Your goal: Copy the listing out exactly as shown.
++++++++
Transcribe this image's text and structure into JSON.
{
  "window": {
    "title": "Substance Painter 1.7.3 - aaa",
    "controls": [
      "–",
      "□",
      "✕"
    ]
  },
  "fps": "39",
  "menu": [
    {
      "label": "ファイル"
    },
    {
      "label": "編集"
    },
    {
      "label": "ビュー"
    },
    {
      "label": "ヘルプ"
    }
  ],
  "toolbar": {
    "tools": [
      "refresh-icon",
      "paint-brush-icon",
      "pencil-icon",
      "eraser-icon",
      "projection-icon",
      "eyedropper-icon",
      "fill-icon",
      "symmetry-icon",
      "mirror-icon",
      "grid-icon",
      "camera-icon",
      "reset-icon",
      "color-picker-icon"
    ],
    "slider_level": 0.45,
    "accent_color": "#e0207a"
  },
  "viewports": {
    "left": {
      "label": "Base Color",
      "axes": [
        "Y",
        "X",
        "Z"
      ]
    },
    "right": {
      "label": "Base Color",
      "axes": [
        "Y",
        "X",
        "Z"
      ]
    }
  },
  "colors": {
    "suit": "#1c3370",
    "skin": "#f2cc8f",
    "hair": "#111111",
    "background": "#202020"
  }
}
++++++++
Expected answer:
Transcribe this image's text and structure into JSON.
{
  "window": {
    "title": "Substance Painter 1.7.3 - aaa",
    "controls": [
      "–",
      "□",
      "✕"
    ]
  },
  "fps": "39",
  "menu": [
    {
      "label": "ファイル"
    },
    {
      "label": "編集"
    },
    {
      "label": "ビュー"
    },
    {
      "label": "ヘルプ"
    }
  ],
  "toolbar": {
    "tools": [
      "refresh-icon",
      "paint-brush-icon",
      "pencil-icon",
      "eraser-icon",
      "projection-icon",
      "eyedropper-icon",
      "fill-icon",
      "symmetry-icon",
      "mirror-icon",
      "grid-icon",
      "camera-icon",
      "reset-icon",
      "color-picker-icon"
    ],
    "slider_level": 0.45,
    "accent_color": "#e0207a"
  },
  "viewports": {
    "left": {
      "label": "Base Color",
      "axes": [
        "Y",
        "X",
        "Z"
      ]
    },
    "right": {
      "label": "Base Color",
      "axes": [
        "Y",
        "X",
        "Z"
      ]
    }
  },
  "colors": {
    "suit": "#1c3370",
    "skin": "#f2cc8f",
    "hair": "#111111",
    "background": "#202020"
  }
}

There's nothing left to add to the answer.